Former United States President Barack Obama wrote a long and heartfelt note on Instagram, sharing a never-before-seen image of his father, Barack Obama Sr., and mentioning how his father’s absence influenced his childhood and life.
“I didn’t really know my father, he left my mother and me when I was two years old, and he only traveled from Kenya to visit us once, when he was ten years old,” the post began, adding that it was the first and last time. who saw it.
“After that, I heard of him only through occasional letters, written on thin blue airmail paper that was pre-printed to fold and address without an envelope.”
However, the short time he spent with his father “had a profound impact” on his life. “My father gave me my first basketball and introduced me to jazz. But for the most part, the visit left me with more questions than it answered, and I knew I would have to figure out how to be a man on my own, ”the former president wrote in the caption.

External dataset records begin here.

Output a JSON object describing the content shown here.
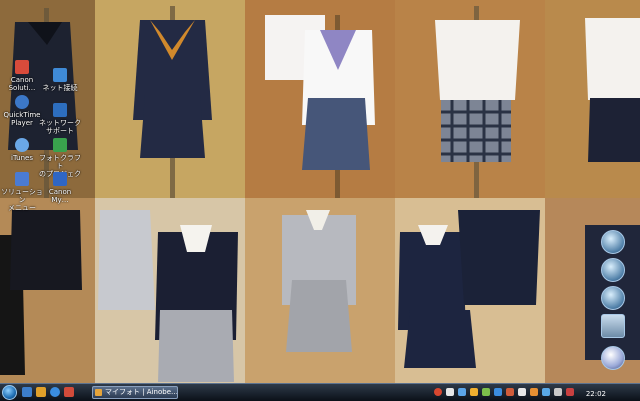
{
  "desktop": {
    "icons": [
      {
        "name": "canon-solution-icon",
        "label": "Canon\nSoluti…"
      },
      {
        "name": "quicktime-player-icon",
        "label": "QuickTime\nPlayer"
      },
      {
        "name": "itunes-icon",
        "label": "iTunes"
      },
      {
        "name": "solution-menu-icon",
        "label": "ソリューション\nメニュー"
      },
      {
        "name": "network-icon",
        "label": "ネット接続"
      },
      {
        "name": "network-support-icon",
        "label": "ネットワーク\nサポート"
      },
      {
        "name": "photo-icon",
        "label": "フォトクラフト\nのプロジェクト"
      },
      {
        "name": "canon-my-icon",
        "label": "Canon\nMy…"
      }
    ]
  },
  "taskbar": {
    "task_label": "マイフォト | Ainobe…",
    "clock": "22:02"
  },
  "colors": {
    "wall_warm": "#b98a4c",
    "wall_light": "#d8c08a",
    "taskbar": "#1b2430",
    "accent": "#4e7ea7"
  }
}
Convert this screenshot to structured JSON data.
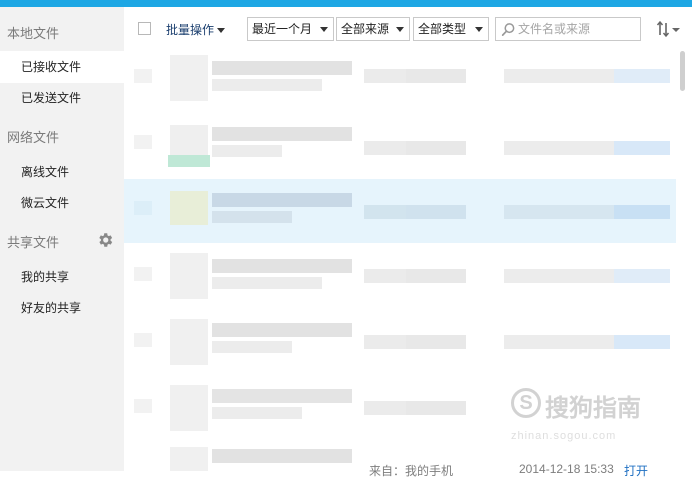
{
  "colors": {
    "accent": "#1ea7e4",
    "sidebar_bg": "#f2f2f2",
    "selected_row": "#e6f4fc",
    "link": "#1a3e6e"
  },
  "sidebar": {
    "sections": [
      {
        "title": "本地文件",
        "items": [
          "已接收文件",
          "已发送文件"
        ]
      },
      {
        "title": "网络文件",
        "items": [
          "离线文件",
          "微云文件"
        ]
      },
      {
        "title": "共享文件",
        "items": [
          "我的共享",
          "好友的共享"
        ],
        "has_settings_icon": true
      }
    ],
    "active_item": "已接收文件"
  },
  "toolbar": {
    "batch_label": "批量操作",
    "time_filter": "最近一个月",
    "source_filter": "全部来源",
    "type_filter": "全部类型",
    "search_placeholder": "文件名或来源",
    "sort_icon": "sort-icon"
  },
  "file_list": {
    "rows_visible": 7,
    "selected_row_index": 2,
    "content_obscured": true,
    "partial_bottom_text": {
      "source": "来自：我的手机",
      "time": "2014-12-18 15:33",
      "action": "打开"
    }
  },
  "watermark": {
    "brand": "搜狗指南",
    "url": "zhinan.sogou.com",
    "logo_glyph": "S"
  }
}
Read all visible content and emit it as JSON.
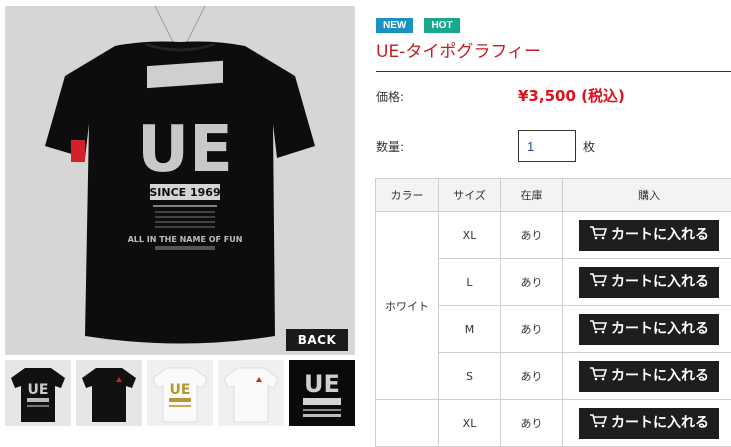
{
  "main_image": {
    "back_label": "BACK"
  },
  "badges": {
    "new": "NEW",
    "hot": "HOT"
  },
  "product": {
    "title": "UE-タイポグラフィー",
    "price_label": "価格:",
    "price": "¥3,500 (税込)",
    "qty_label": "数量:",
    "qty_value": "1",
    "qty_unit": "枚"
  },
  "table": {
    "headers": [
      "カラー",
      "サイズ",
      "在庫",
      "購入"
    ],
    "color": "ホワイト",
    "rows": [
      {
        "size": "XL",
        "stock": "あり",
        "cart": "カートに入れる"
      },
      {
        "size": "L",
        "stock": "あり",
        "cart": "カートに入れる"
      },
      {
        "size": "M",
        "stock": "あり",
        "cart": "カートに入れる"
      },
      {
        "size": "S",
        "stock": "あり",
        "cart": "カートに入れる"
      },
      {
        "size": "XL",
        "stock": "あり",
        "cart": "カートに入れる"
      }
    ]
  },
  "shirt_print": {
    "big_text": "UE",
    "since": "SINCE 1969",
    "bottom": "ALL IN THE NAME OF FUN"
  },
  "colors": {
    "title_red": "#c71c22",
    "price_red": "#e0101a",
    "badge_new": "#1a92c2",
    "badge_hot": "#17a88e",
    "button_dark": "#1e1e1e",
    "header_bg": "#f3f3f3"
  },
  "icons": {
    "cart": "cart-icon"
  }
}
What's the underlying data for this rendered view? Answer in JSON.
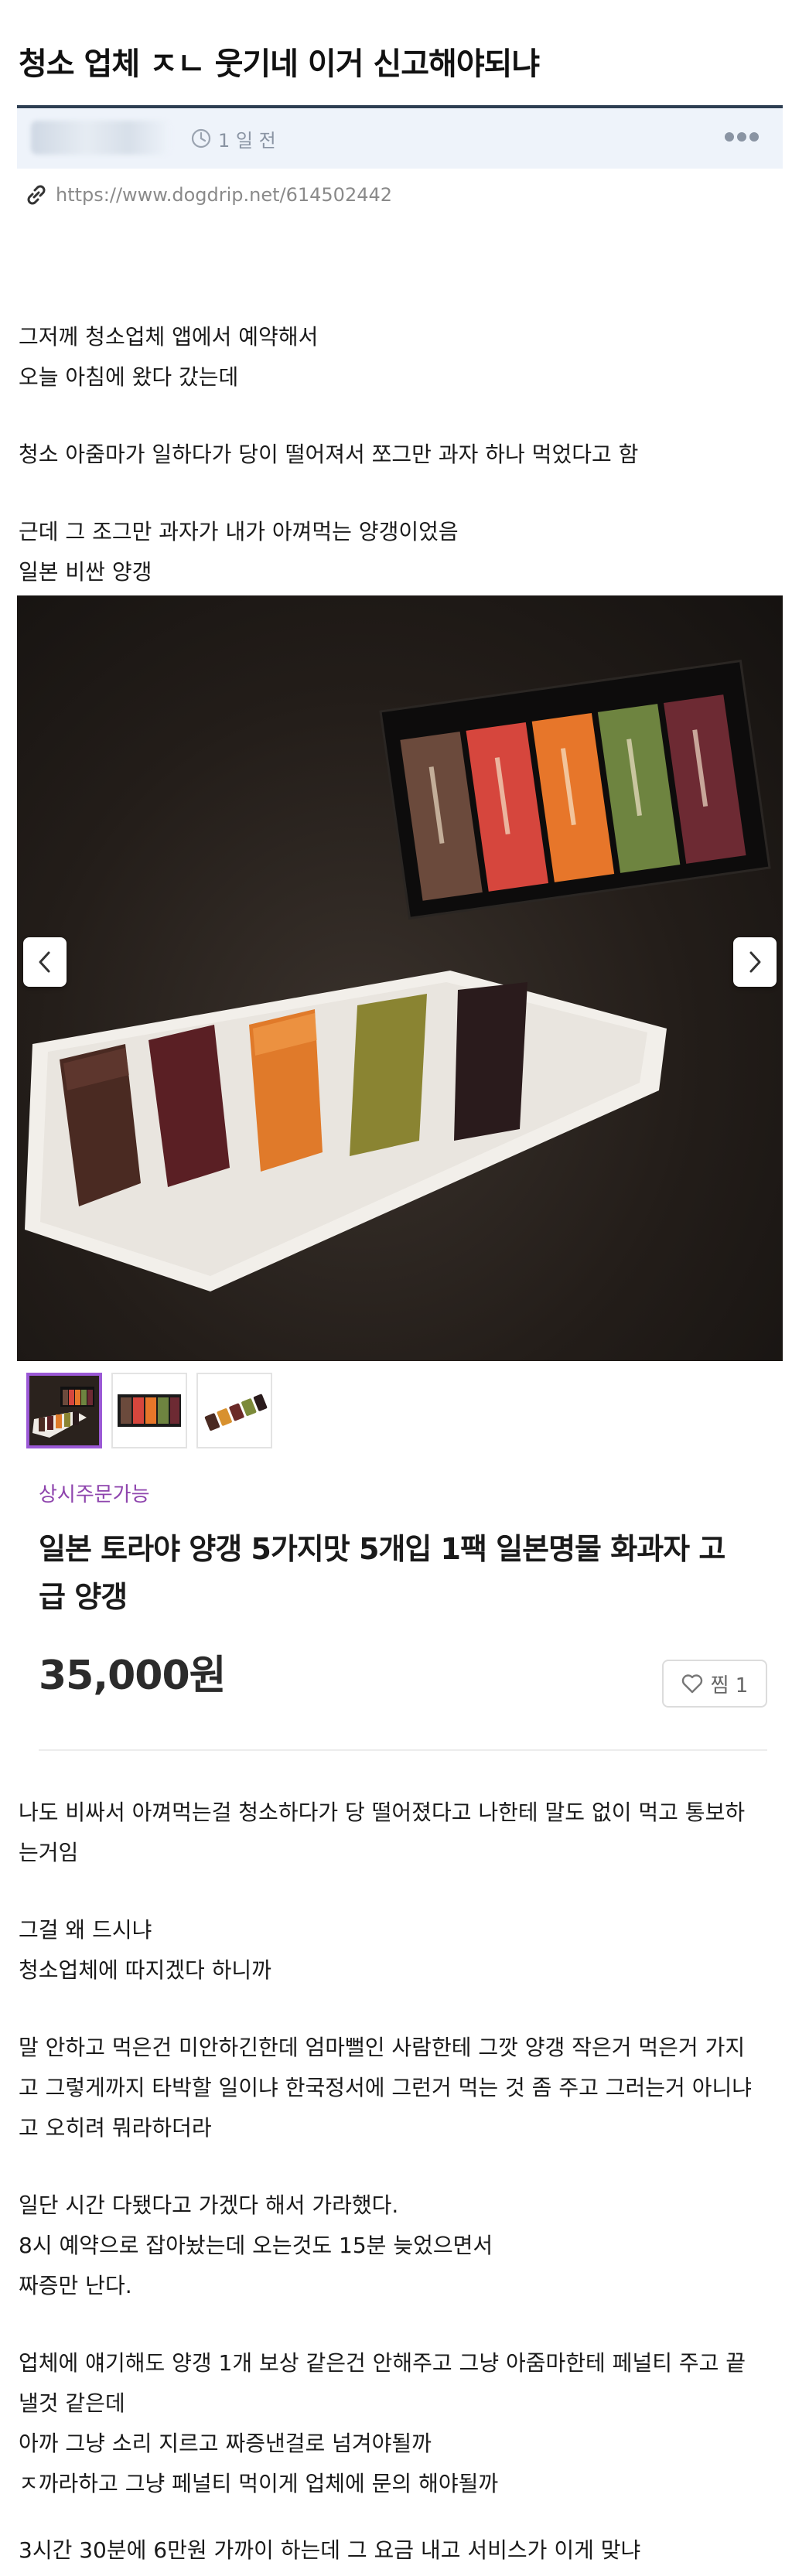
{
  "post": {
    "title": "청소 업체 ㅈㄴ 웃기네 이거 신고해야되냐",
    "time_ago": "1 일 전",
    "url": "https://www.dogdrip.net/614502442"
  },
  "body_top": [
    "그저께 청소업체 앱에서 예약해서",
    "오늘 아침에 왔다 갔는데",
    "청소 아줌마가 일하다가 당이 떨어져서 쪼그만 과자 하나 먹었다고 함",
    "근데 그 조그만 과자가 내가 아껴먹는 양갱이었음",
    "일본 비싼 양갱"
  ],
  "product": {
    "badge": "상시주문가능",
    "title_line1": "일본 토라야 양갱 5가지맛 5개입 1팩 일본명물 화과자 고",
    "title_line2": "급 양갱",
    "price": "35,000원",
    "wish_label": "찜 1"
  },
  "body_bottom": [
    "나도 비싸서 아껴먹는걸 청소하다가 당 떨어졌다고 나한테 말도 없이 먹고 통보하",
    "는거임",
    "그걸 왜 드시냐",
    "청소업체에 따지겠다 하니까",
    "말 안하고 먹은건 미안하긴한데 엄마뻘인 사람한테 그깟 양갱 작은거 먹은거 가지",
    "고 그렇게까지 타박할 일이냐 한국정서에 그런거 먹는 것 좀 주고 그러는거 아니냐",
    "고 오히려 뭐라하더라",
    "일단 시간 다됐다고 가겠다 해서 가라했다.",
    "8시 예약으로 잡아놨는데 오는것도 15분 늦었으면서",
    "짜증만 난다.",
    "업체에 얘기해도 양갱 1개 보상 같은건 안해주고 그냥 아줌마한테 페널티 주고 끝",
    "낼것 같은데",
    "아까 그냥 소리 지르고 짜증낸걸로 넘겨야될까",
    "ㅈ까라하고 그냥 페널티 먹이게 업체에 문의 해야될까",
    "3시간 30분에 6만원 가까이 하는데 그 요금 내고 서비스가 이게 맞냐"
  ],
  "icons": {
    "clock": "clock-icon",
    "more": "more-dots-icon",
    "link": "link-icon",
    "prev": "chevron-left-icon",
    "next": "chevron-right-icon",
    "heart": "heart-icon"
  },
  "colors": {
    "title_rule": "#2d3e52",
    "meta_bar": "#eef3fa",
    "badge": "#8e44ad",
    "thumb_active": "#9b59d6"
  }
}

In a 2008 campaign speech in Philadelphia, Obama had said, “I am the son of a black man from Kenya and a white woman from Kansas,” explaining his biracial and unconventional childhood. Back then, her presidential campaign was hotly debated in the United States and around the world, as she was the first black person to enter the Oval Office.
In his recent post, he addressed the topic of masculinity, approaching it from his own personal experience, and what it means to ‘be a man’.
“In our last conversation about [podcast] Forsaken: Born in the United States, Bruce [Springsteen] and I explore the theme of masculinity and the influence our parents, both faulty role models, had on our lives. We also talked about the message that American culture sends to boys about what it means to be a man, a message that too often emphasizes physical toughness over sensitivity; the need to master the ability to love and care for others, ”he wrote.
Formerly, Obama, who is himself dedicated to his daughters – he had written about his mother Ann Dunham, who had met his father at the University of Hawaii. “My mother, Ann Dunham, was strong, smart and marched at her own pace. For her, the world offered endless opportunities for moral instruction. My sister Maya and I received early lessons about fighting for civil rights, the impact of poverty on people around the world, and the importance of respecting other cultures and considering other points of view. “
“My mother believed that power did not come from putting people down, but rather from lifting them up.”